End of market consensus and easy money
The panic selling that hit high-yield bonds, high-yield currencies, and emerging-country debt and equity markets last month has utterly destroyed market consensus.
Investors and traders now divide into two camps: those who feel the markets can effect an orderly unwinding of the global carry trade as the US Federal Reserve proceeds with a measured return to normal monetary policy, and those who see a bubble bursting around us.
This divergence of opinion is a very good thing. Whenever the whole herd of short-term traders and long-term investors comes to agree on one view of markets, they are almost certainly going to be proved wrong. And when they all suddenly surge to escape their ill-judged positions and find no-one to take the other side of their trades, prices gap down and the unfortunate get trampled to death.
We?ve already had a taste of this and a hint, too, of how carefully crafted diversification strategies can break down. In extreme markets, correlation vastly increases. It?s not just long-only players of the reflation trade that are suffering.
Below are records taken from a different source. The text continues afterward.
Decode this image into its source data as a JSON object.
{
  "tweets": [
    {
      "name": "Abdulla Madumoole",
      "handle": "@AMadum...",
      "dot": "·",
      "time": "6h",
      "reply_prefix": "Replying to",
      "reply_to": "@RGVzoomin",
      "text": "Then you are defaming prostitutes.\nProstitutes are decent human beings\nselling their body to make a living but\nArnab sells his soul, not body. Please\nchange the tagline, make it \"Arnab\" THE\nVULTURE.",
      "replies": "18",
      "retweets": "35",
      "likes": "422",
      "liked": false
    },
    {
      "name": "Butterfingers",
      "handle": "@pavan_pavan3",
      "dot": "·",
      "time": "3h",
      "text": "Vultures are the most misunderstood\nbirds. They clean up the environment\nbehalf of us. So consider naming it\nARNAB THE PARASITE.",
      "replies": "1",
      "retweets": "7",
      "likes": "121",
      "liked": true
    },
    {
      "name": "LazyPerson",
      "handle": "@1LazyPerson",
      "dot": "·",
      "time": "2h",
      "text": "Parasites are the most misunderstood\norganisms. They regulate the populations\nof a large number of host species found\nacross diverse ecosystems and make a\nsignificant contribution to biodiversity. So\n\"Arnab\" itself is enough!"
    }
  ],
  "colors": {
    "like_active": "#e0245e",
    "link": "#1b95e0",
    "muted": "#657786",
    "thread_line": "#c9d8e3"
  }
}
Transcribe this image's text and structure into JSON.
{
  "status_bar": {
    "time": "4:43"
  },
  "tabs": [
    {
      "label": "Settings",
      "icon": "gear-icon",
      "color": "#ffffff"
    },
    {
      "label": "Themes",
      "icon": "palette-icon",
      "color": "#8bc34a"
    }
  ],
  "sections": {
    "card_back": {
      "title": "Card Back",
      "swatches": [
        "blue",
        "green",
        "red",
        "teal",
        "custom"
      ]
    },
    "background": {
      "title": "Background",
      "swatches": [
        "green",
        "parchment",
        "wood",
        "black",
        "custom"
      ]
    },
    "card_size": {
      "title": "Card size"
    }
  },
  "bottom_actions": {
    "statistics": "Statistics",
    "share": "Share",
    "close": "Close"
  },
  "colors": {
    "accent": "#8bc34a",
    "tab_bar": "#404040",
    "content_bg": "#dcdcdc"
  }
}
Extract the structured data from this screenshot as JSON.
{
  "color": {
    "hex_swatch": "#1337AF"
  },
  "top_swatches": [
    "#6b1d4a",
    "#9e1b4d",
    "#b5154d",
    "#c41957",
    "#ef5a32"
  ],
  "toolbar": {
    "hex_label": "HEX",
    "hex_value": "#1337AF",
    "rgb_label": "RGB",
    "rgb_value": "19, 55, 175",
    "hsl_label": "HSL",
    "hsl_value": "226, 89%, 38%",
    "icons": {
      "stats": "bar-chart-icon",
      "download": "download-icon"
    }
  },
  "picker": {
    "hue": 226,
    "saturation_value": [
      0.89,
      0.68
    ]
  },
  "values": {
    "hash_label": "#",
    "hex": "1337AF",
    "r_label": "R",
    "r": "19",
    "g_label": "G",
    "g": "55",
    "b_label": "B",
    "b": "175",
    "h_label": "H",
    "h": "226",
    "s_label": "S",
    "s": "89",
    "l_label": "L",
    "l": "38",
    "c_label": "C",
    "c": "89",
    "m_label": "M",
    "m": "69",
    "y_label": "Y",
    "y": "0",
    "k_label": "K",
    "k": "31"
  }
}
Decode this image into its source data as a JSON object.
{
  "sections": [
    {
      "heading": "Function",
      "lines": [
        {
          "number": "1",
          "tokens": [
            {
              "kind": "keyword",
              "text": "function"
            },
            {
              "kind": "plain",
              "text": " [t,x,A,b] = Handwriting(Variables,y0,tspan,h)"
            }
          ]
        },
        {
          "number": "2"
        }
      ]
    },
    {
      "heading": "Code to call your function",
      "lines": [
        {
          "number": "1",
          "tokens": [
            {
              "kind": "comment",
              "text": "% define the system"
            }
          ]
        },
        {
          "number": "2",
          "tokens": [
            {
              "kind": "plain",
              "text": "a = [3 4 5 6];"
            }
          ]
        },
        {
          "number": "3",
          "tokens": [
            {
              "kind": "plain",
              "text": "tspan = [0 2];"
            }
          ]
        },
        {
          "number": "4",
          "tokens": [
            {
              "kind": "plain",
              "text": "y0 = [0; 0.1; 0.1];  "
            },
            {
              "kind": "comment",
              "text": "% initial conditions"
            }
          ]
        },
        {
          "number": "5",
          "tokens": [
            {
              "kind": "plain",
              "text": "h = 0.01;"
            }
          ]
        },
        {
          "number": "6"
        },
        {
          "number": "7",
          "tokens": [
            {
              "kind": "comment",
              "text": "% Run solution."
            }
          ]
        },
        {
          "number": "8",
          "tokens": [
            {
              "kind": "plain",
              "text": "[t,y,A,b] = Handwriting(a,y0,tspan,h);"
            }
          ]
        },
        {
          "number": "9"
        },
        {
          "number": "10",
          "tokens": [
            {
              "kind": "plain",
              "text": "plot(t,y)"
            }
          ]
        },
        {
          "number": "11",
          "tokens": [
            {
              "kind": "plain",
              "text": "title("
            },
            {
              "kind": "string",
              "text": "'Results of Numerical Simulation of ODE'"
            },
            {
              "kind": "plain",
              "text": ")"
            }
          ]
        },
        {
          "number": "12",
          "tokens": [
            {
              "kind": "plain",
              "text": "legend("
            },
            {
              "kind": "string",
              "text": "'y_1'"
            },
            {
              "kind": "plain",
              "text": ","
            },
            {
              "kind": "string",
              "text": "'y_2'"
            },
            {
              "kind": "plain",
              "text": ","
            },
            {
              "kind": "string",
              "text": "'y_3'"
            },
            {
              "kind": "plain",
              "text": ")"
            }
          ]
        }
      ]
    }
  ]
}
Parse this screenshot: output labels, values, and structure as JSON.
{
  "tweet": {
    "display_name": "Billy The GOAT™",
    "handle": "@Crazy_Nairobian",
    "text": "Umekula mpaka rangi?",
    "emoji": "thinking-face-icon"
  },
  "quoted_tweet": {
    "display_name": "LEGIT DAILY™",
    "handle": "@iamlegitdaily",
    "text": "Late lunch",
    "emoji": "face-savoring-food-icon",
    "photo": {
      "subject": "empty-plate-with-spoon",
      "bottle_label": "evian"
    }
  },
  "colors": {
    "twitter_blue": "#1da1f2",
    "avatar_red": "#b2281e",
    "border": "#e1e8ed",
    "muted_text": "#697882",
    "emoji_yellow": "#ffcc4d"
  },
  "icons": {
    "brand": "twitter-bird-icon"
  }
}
HFRX hedge fund indices measure returns on eight classes of hedge funds: global macro, convertible arbitrage, relative value arbitrage, distressed securities, event driven, M&A arbitrage, equity hedged and equity market neutral.